→ WORK ITEM: An exact reproduction of the records is required, with all pictures omitted.

*** Block opens ***

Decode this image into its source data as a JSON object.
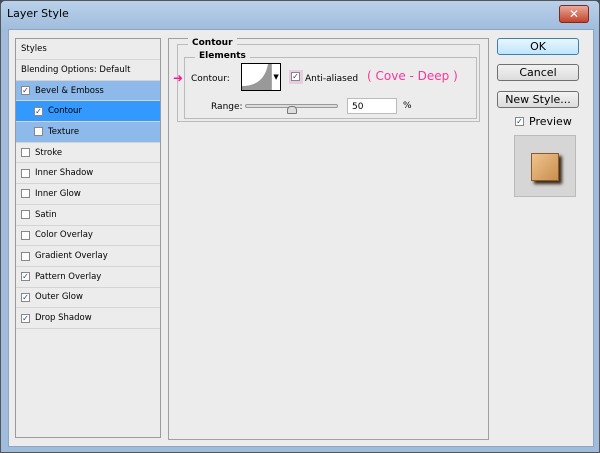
{
  "window": {
    "title": "Layer Style",
    "close": "✕"
  },
  "sidebar": {
    "header": "Styles",
    "items": [
      {
        "label": "Blending Options: Default"
      },
      {
        "label": "Bevel & Emboss",
        "checked": true
      },
      {
        "label": "Contour",
        "checked": true
      },
      {
        "label": "Texture",
        "checked": false
      },
      {
        "label": "Stroke",
        "checked": false
      },
      {
        "label": "Inner Shadow",
        "checked": false
      },
      {
        "label": "Inner Glow",
        "checked": false
      },
      {
        "label": "Satin",
        "checked": false
      },
      {
        "label": "Color Overlay",
        "checked": false
      },
      {
        "label": "Gradient Overlay",
        "checked": false
      },
      {
        "label": "Pattern Overlay",
        "checked": true
      },
      {
        "label": "Outer Glow",
        "checked": true
      },
      {
        "label": "Drop Shadow",
        "checked": true
      }
    ]
  },
  "contour": {
    "group_title": "Contour",
    "elements_title": "Elements",
    "contour_label": "Contour:",
    "anti_aliased_label": "Anti-aliased",
    "anti_aliased": true,
    "annotation": "( Cove - Deep )",
    "range_label": "Range:",
    "range_value": "50",
    "range_unit": "%",
    "range_fraction": 0.5
  },
  "buttons": {
    "ok": "OK",
    "cancel": "Cancel",
    "new_style": "New Style...",
    "preview_label": "Preview",
    "preview_checked": true
  },
  "colors": {
    "accent": "#ff1493",
    "selected": "#3399ff"
  }
}
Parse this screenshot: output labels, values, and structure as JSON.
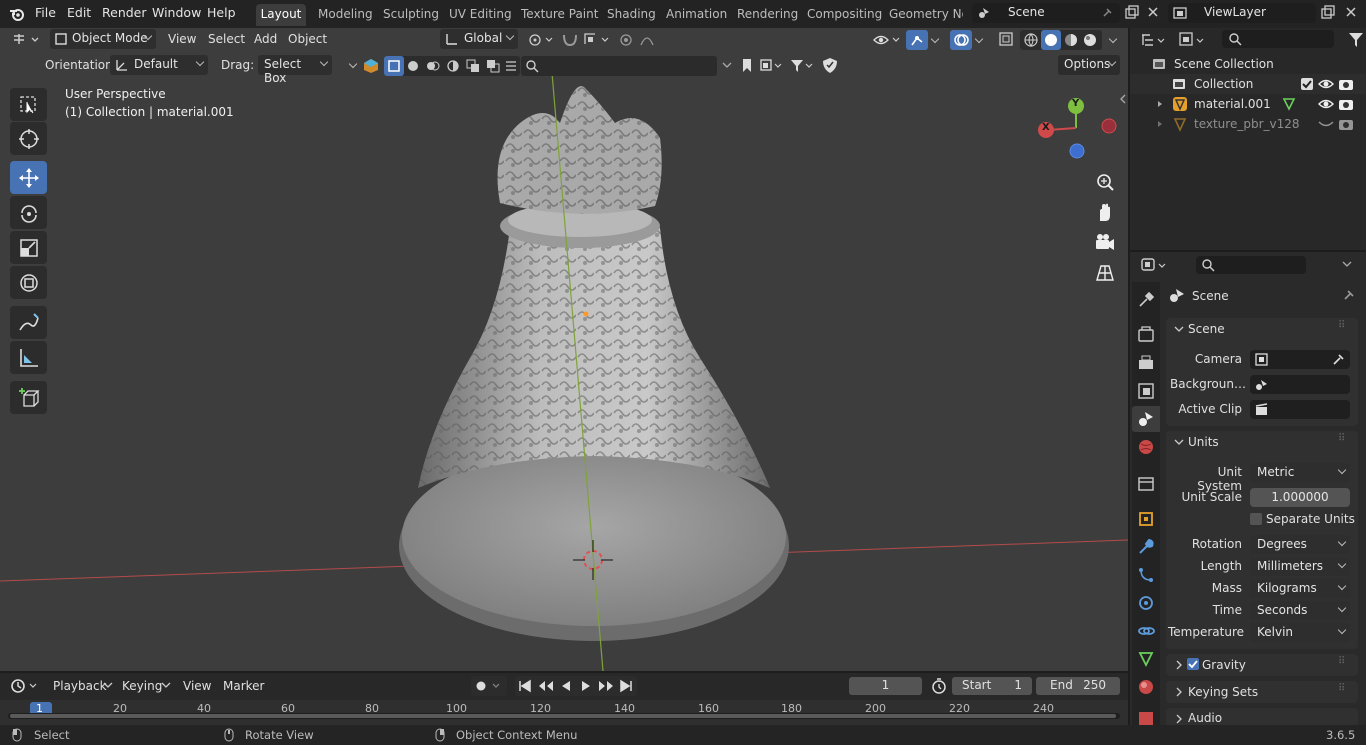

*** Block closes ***

→ ANSWER TO THIS PROBLEM:
Decode this image into its source data as a JSON object.
{
  "window": {
    "title": "Layer Style",
    "close": "✕"
  },
  "sidebar": {
    "header": "Styles",
    "items": [
      {
        "label": "Blending Options: Default"
      },
      {
        "label": "Bevel & Emboss",
        "checked": true
      },
      {
        "label": "Contour",
        "checked": true
      },
      {
        "label": "Texture",
        "checked": false
      },
      {
        "label": "Stroke",
        "checked": false
      },
      {
        "label": "Inner Shadow",
        "checked": false
      },
      {
        "label": "Inner Glow",
        "checked": false
      },
      {
        "label": "Satin",
        "checked": false
      },
      {
        "label": "Color Overlay",
        "checked": false
      },
      {
        "label": "Gradient Overlay",
        "checked": false
      },
      {
        "label": "Pattern Overlay",
        "checked": true
      },
      {
        "label": "Outer Glow",
        "checked": true
      },
      {
        "label": "Drop Shadow",
        "checked": true
      }
    ]
  },
  "contour": {
    "group_title": "Contour",
    "elements_title": "Elements",
    "contour_label": "Contour:",
    "anti_aliased_label": "Anti-aliased",
    "anti_aliased": true,
    "annotation": "( Cove - Deep )",
    "range_label": "Range:",
    "range_value": "50",
    "range_unit": "%",
    "range_fraction": 0.5
  },
  "buttons": {
    "ok": "OK",
    "cancel": "Cancel",
    "new_style": "New Style...",
    "preview_label": "Preview",
    "preview_checked": true
  },
  "colors": {
    "accent": "#ff1493",
    "selected": "#3399ff"
  }
}
Parse this screenshot: output labels, values, and structure as JSON.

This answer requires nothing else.